• What needs to be done:
Print the entries exactly; skip the pictures.

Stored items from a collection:
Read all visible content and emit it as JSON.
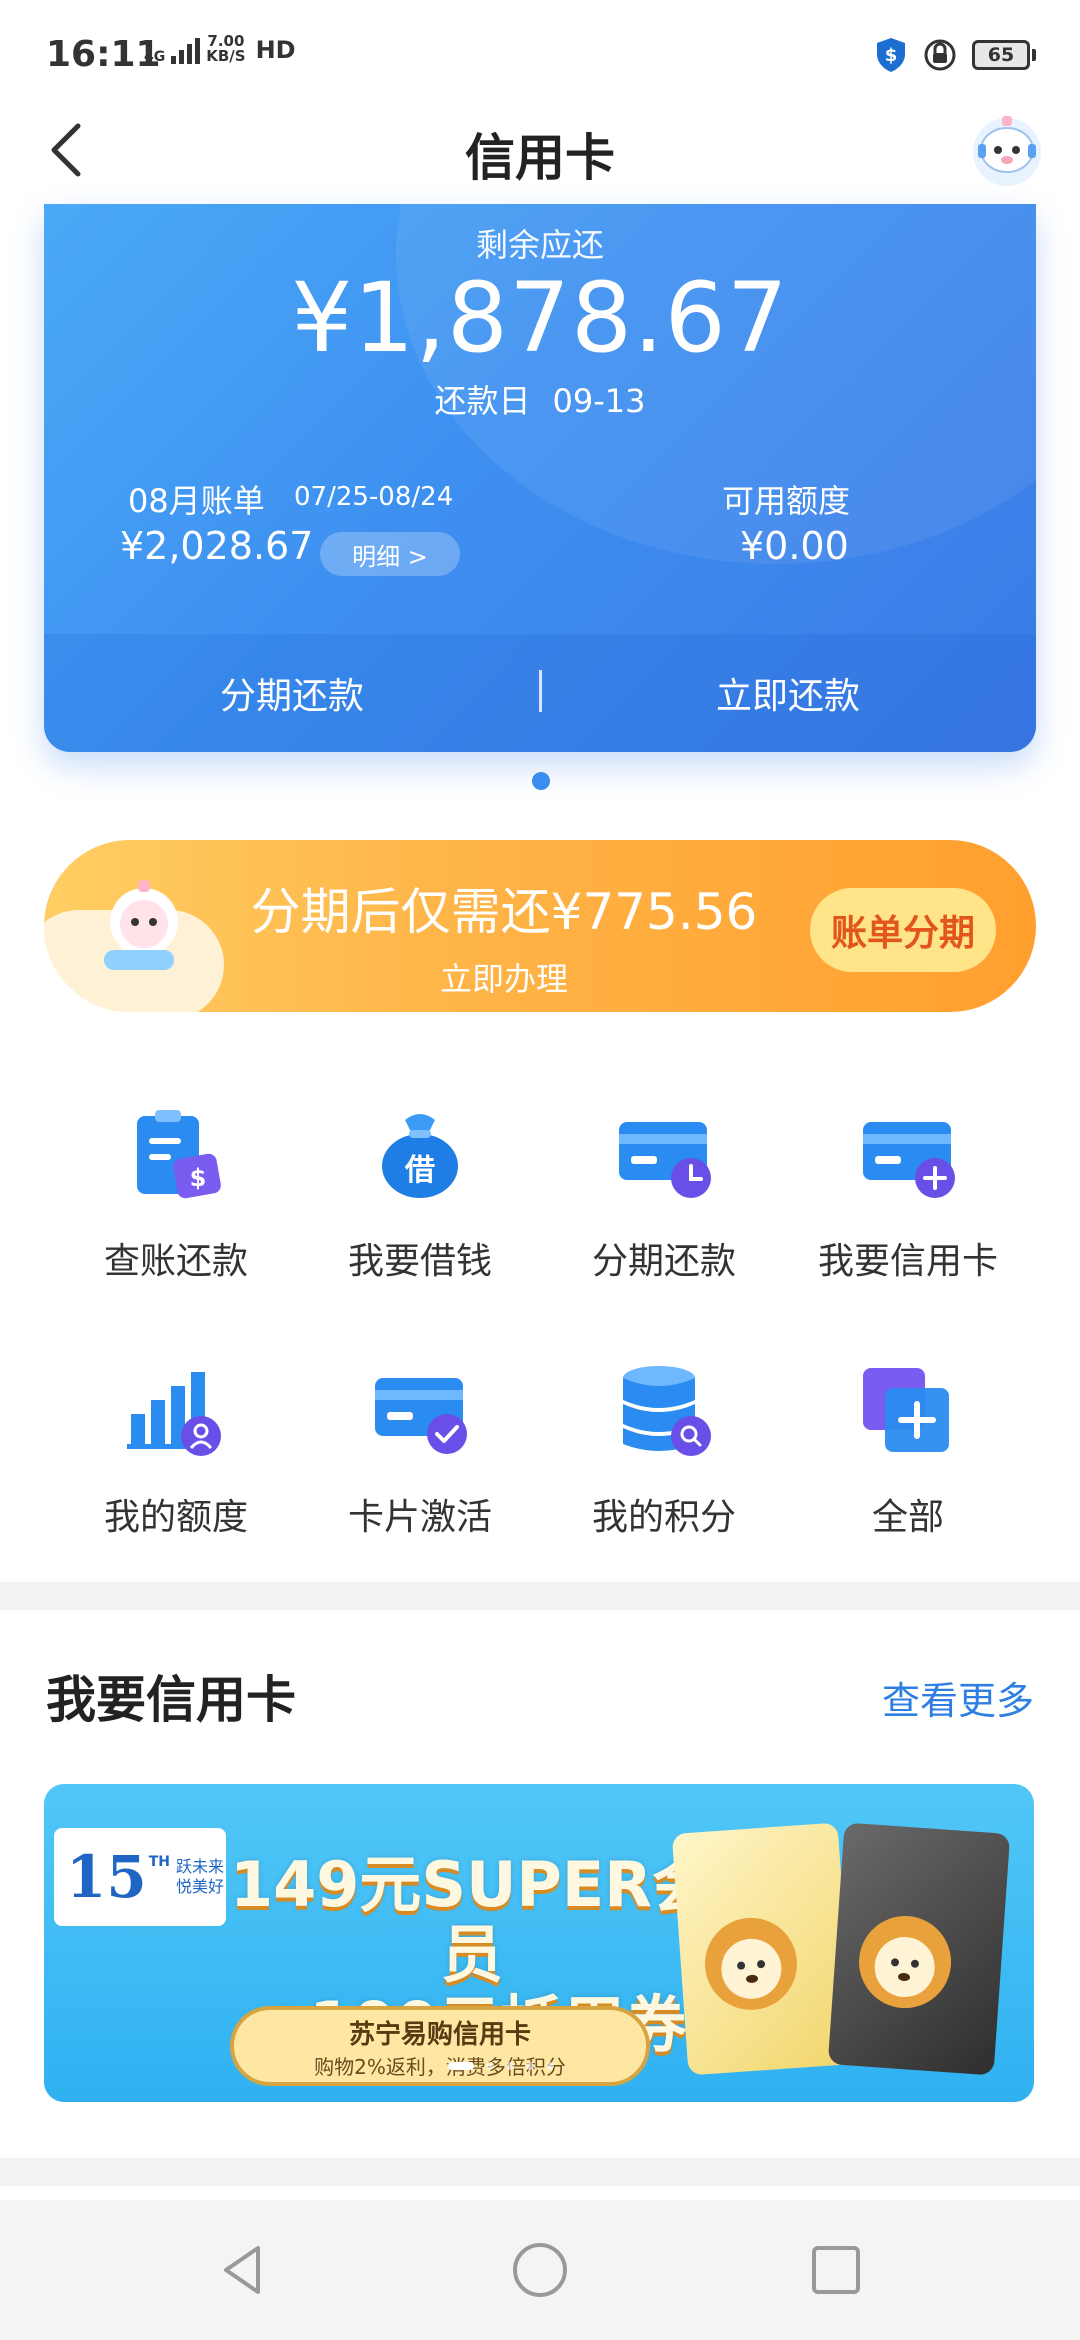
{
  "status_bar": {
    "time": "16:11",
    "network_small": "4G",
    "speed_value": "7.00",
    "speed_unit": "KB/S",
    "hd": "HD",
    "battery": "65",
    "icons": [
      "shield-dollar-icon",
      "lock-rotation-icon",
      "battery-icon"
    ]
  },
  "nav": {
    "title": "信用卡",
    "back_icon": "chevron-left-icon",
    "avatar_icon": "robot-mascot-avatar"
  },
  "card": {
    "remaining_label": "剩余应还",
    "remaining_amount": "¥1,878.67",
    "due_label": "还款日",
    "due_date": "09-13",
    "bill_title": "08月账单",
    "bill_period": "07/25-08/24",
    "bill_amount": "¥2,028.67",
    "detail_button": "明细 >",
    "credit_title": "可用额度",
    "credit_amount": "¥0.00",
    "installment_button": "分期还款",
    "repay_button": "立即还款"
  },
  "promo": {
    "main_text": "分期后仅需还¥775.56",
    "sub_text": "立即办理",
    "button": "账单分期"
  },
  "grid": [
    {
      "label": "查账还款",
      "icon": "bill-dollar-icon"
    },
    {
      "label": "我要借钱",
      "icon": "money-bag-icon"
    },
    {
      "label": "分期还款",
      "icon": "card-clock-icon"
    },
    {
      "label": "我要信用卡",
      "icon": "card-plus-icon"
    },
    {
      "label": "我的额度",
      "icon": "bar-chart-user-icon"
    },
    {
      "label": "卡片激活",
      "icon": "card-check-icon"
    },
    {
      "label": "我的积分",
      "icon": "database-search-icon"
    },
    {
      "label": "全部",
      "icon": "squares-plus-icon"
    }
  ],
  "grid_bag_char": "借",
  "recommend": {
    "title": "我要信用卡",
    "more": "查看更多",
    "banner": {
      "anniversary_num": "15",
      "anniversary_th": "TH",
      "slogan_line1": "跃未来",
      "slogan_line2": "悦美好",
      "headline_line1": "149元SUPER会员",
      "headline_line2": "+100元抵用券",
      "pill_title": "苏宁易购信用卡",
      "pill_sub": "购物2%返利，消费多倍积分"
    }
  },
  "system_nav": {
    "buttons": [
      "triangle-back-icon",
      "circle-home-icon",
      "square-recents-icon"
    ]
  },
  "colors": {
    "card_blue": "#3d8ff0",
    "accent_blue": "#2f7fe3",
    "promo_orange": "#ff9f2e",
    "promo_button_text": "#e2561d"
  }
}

• Task answer:
Read all visible content and emit it as JSON.
{
  "status_bar": {
    "time": "16:11",
    "network_small": "4G",
    "speed_value": "7.00",
    "speed_unit": "KB/S",
    "hd": "HD",
    "battery": "65",
    "icons": [
      "shield-dollar-icon",
      "lock-rotation-icon",
      "battery-icon"
    ]
  },
  "nav": {
    "title": "信用卡",
    "back_icon": "chevron-left-icon",
    "avatar_icon": "robot-mascot-avatar"
  },
  "card": {
    "remaining_label": "剩余应还",
    "remaining_amount": "¥1,878.67",
    "due_label": "还款日",
    "due_date": "09-13",
    "bill_title": "08月账单",
    "bill_period": "07/25-08/24",
    "bill_amount": "¥2,028.67",
    "detail_button": "明细 >",
    "credit_title": "可用额度",
    "credit_amount": "¥0.00",
    "installment_button": "分期还款",
    "repay_button": "立即还款"
  },
  "promo": {
    "main_text": "分期后仅需还¥775.56",
    "sub_text": "立即办理",
    "button": "账单分期"
  },
  "grid": [
    {
      "label": "查账还款",
      "icon": "bill-dollar-icon"
    },
    {
      "label": "我要借钱",
      "icon": "money-bag-icon"
    },
    {
      "label": "分期还款",
      "icon": "card-clock-icon"
    },
    {
      "label": "我要信用卡",
      "icon": "card-plus-icon"
    },
    {
      "label": "我的额度",
      "icon": "bar-chart-user-icon"
    },
    {
      "label": "卡片激活",
      "icon": "card-check-icon"
    },
    {
      "label": "我的积分",
      "icon": "database-search-icon"
    },
    {
      "label": "全部",
      "icon": "squares-plus-icon"
    }
  ],
  "grid_bag_char": "借",
  "recommend": {
    "title": "我要信用卡",
    "more": "查看更多",
    "banner": {
      "anniversary_num": "15",
      "anniversary_th": "TH",
      "slogan_line1": "跃未来",
      "slogan_line2": "悦美好",
      "headline_line1": "149元SUPER会员",
      "headline_line2": "+100元抵用券",
      "pill_title": "苏宁易购信用卡",
      "pill_sub": "购物2%返利，消费多倍积分"
    }
  },
  "system_nav": {
    "buttons": [
      "triangle-back-icon",
      "circle-home-icon",
      "square-recents-icon"
    ]
  },
  "colors": {
    "card_blue": "#3d8ff0",
    "accent_blue": "#2f7fe3",
    "promo_orange": "#ff9f2e",
    "promo_button_text": "#e2561d"
  }
}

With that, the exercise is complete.